6 Common Causes of Chimney Leaks
Chimneys may be pretty much out of sight, but it can be costly and dangerous for them to be completely out of mind. It is recommended by the National Fire Protection Association (NFPA) that chimneys be inspected every year, to ensure that they are safe to use. Maintaining a chimney is important, to avoid dangerous chimney fires or exposure to deadly carbon monoxide poisoning; but it is also wise to consider the cost of repairs.
When damage and deterioration are dealt with as early as possible, the scope of needed reparation and the price tag that goes along with it can be minimized. One of the things a chimney technician is searching for in an inspection is evidence of a leaky chimney, which is a common problem that can cause a great deal of damage. The following are six of the most common causes of chimney leaks.
One. There is no chimney cap.
Rain, snow, hail, and other unwelcome things can go into your chimney without hindrance if there is no chimney cap or chimney topper to keep them out. A variety of troublesome issues result from having an open chimney, such as a clogged flue, which can cause toxic gases like carbon monoxide to enter the living area of the home. Of course, when rain gets in, the result can be chimney leaks. Having a chimney cap professionally installed may be all that is needed to resolve the problem, if moisture damage has not been extensive. A chimney cap can be one of the most cost-effective solutions to chimney leaks.
Two. The flashing is damaged or faulty.
The flashing is an important part of the chimney; it is what provides a watertight connection between the roof and the chimney.
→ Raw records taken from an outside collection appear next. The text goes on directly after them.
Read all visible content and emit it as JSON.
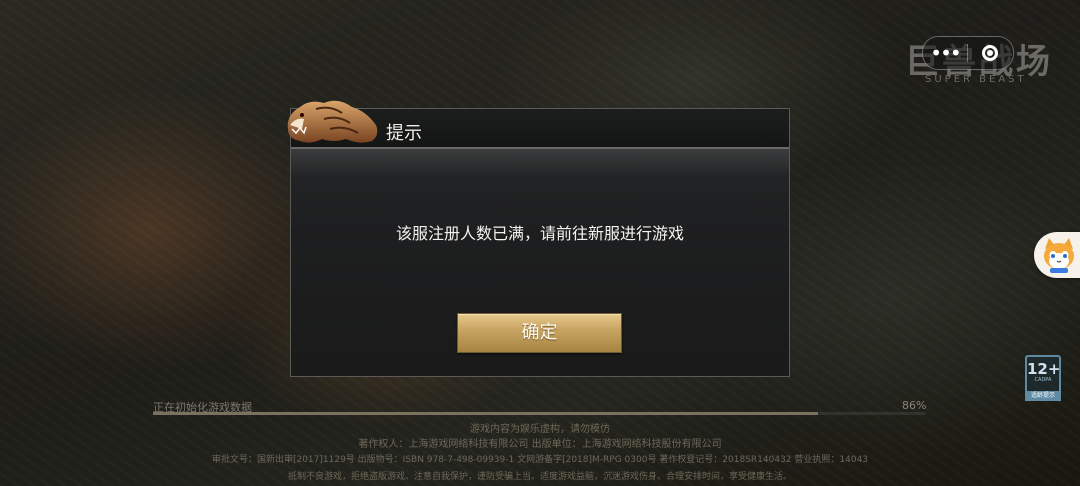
{
  "logo": {
    "title": "巨兽战场",
    "subtitle": "SUPER BEAST"
  },
  "mini_program_capsule": {
    "more_label": "•••",
    "close_label": ""
  },
  "dialog": {
    "title": "提示",
    "message": "该服注册人数已满，请前往新服进行游戏",
    "confirm_label": "确定"
  },
  "loading": {
    "text": "正在初始化游戏数据",
    "percent_text": "86%",
    "progress": 0.86
  },
  "age_rating": {
    "age": "12+",
    "org": "CADPA",
    "label": "适龄提示"
  },
  "footer": {
    "line1": "游戏内容为娱乐虚构，请勿模仿",
    "line2": "著作权人：上海游戏网络科技有限公司     出版单位：上海游戏网络科技股份有限公司",
    "line3": "审批文号：国新出审[2017]1129号    出版物号：ISBN 978-7-498-09939-1    文网游备字[2018]M-RPG 0300号    著作权登记号：2018SR140432    营业执照：14043",
    "line4": "抵制不良游戏，拒绝盗版游戏。注意自我保护，谨防受骗上当。适度游戏益脑，沉迷游戏伤身。合理安排时间，享受健康生活。"
  },
  "colors": {
    "accent_gold": "#c9a563",
    "dialog_bg": "#1e1f20",
    "text_light": "#f4f2ec"
  }
}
Flashing is not as durable as chimney masonry, and many homeowners don’t realize it. They often neglect the flashing, which is one reason it can cause chimney leaks. Another reason is that flashing is tricky to install, and the initial waterproofing achieved by the builders often fails.
Three. Damaged bricks and mortar.
Masonry typically lasts about a century, but mortar joints only last about 25 years, at most. When the mortar begins to deteriorate, the masonry is exposed to moisture. The result is that the freezing and thawing that occurs in winter causes the face of the masonry to pop off. In addition to causing the chimney to leak, the structural integrity of the entire chimney can be compromised.
Four. The chimney crown is damaged.
The chimney crown seals the top edges of the chimney, preventing water from getting between the chimney mortar and the flue. If the crown becomes cracked, moisture can get in and cause extensive moisture damage.
Five. The top pan on a chimney chase is leaking.
A chimney chase is built a bit differently from masonry chimneys. They have a metal top pan that often becomes damaged. The water will pool up, causing the metal to rust, which results in a leaky chimney.
Six. Damaged wood siding on a chimney chase.
If wood siding is installed on the chimney chase, it’s possible that knots in the wood will come off or come loose. When this happens, water can easily get behind the wood siding, which results in a chimney leak.
Call our certified chimney professionals today for an assessment of your chimney or for help determining the source of a chimney leak.